Too often solutions elude us because the issues are mired in governmental bureaucracy or consigned to the courts where common-sense outcomes are lost in a Byzantine legal system and the only certainty is that large sums of money will be squandered on lawyers. If Mo were here, no doubt he would have a perfectly timed lawyer joke ready to fly.
Whether we are talking about how to manage a dam while protecting downstream resources; how to protect a species consistent with private property rights; or how to reconcile multiple-uses of public lands, many disputes can be resolved more quickly, amicably and effectively through direct negotiation among affected parties rather than by judicial decree, congressional caprice or bureaucratic fiat.
Maintaining a clean and healthy environment; protecting our great natural treasures; and assuring the sustainable, multiple use of the resources with which we are blessed is our national obligation--not only to secure for present day Americans a better economy and higher quality of life, but to secure for future generations the American natural heritage that is their birthright.
Mo Udall understood the importance of responsible stewardship, consensus building and problem solving. He knew that the path to progress is to give people an opportunity to be problem solvers rather than litigants. This Institute is charged with carrying on that treasured legacy.
How appropriate that Arizona and specifically Tucson is the home for this national resource. Not only because of Mo's heritage here but because of this community's special appreciation for our great natural blessings and stewardship responsibilities. This is the beginning of a great partnership that will benefit our beautiful state, this outstanding city and our great nation for many, many years to come.

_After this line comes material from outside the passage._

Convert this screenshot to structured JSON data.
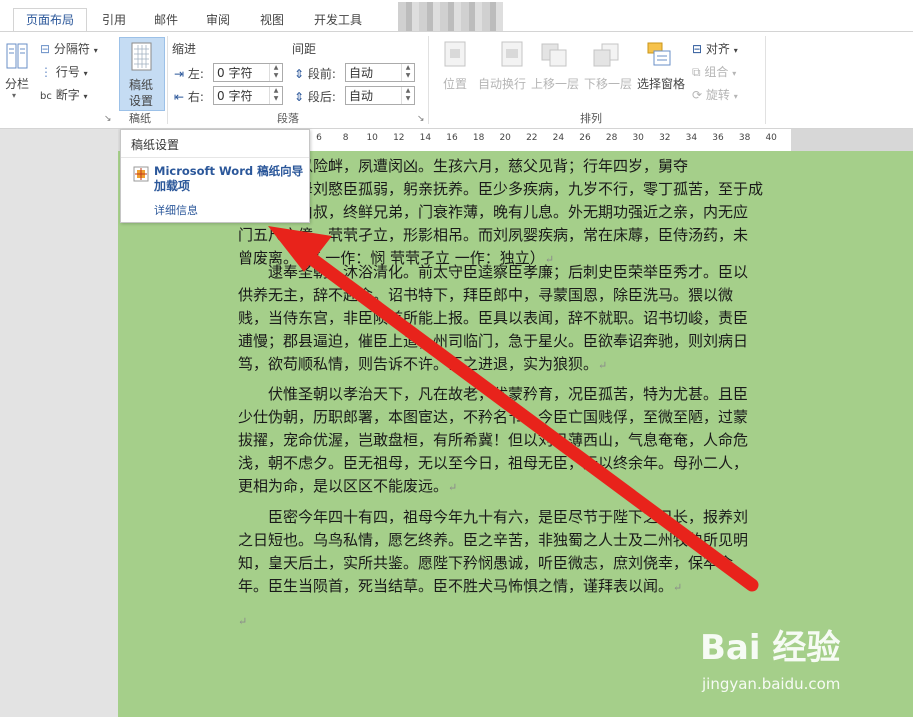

To those who will direct and staff the institute, may you fulfill your awesome responsibly as Mo fulfilled his--guided by the principles of fairness, decency, respect and an unflinching commitment to making America a better place.
God bless you Mo Udall, and thank you all.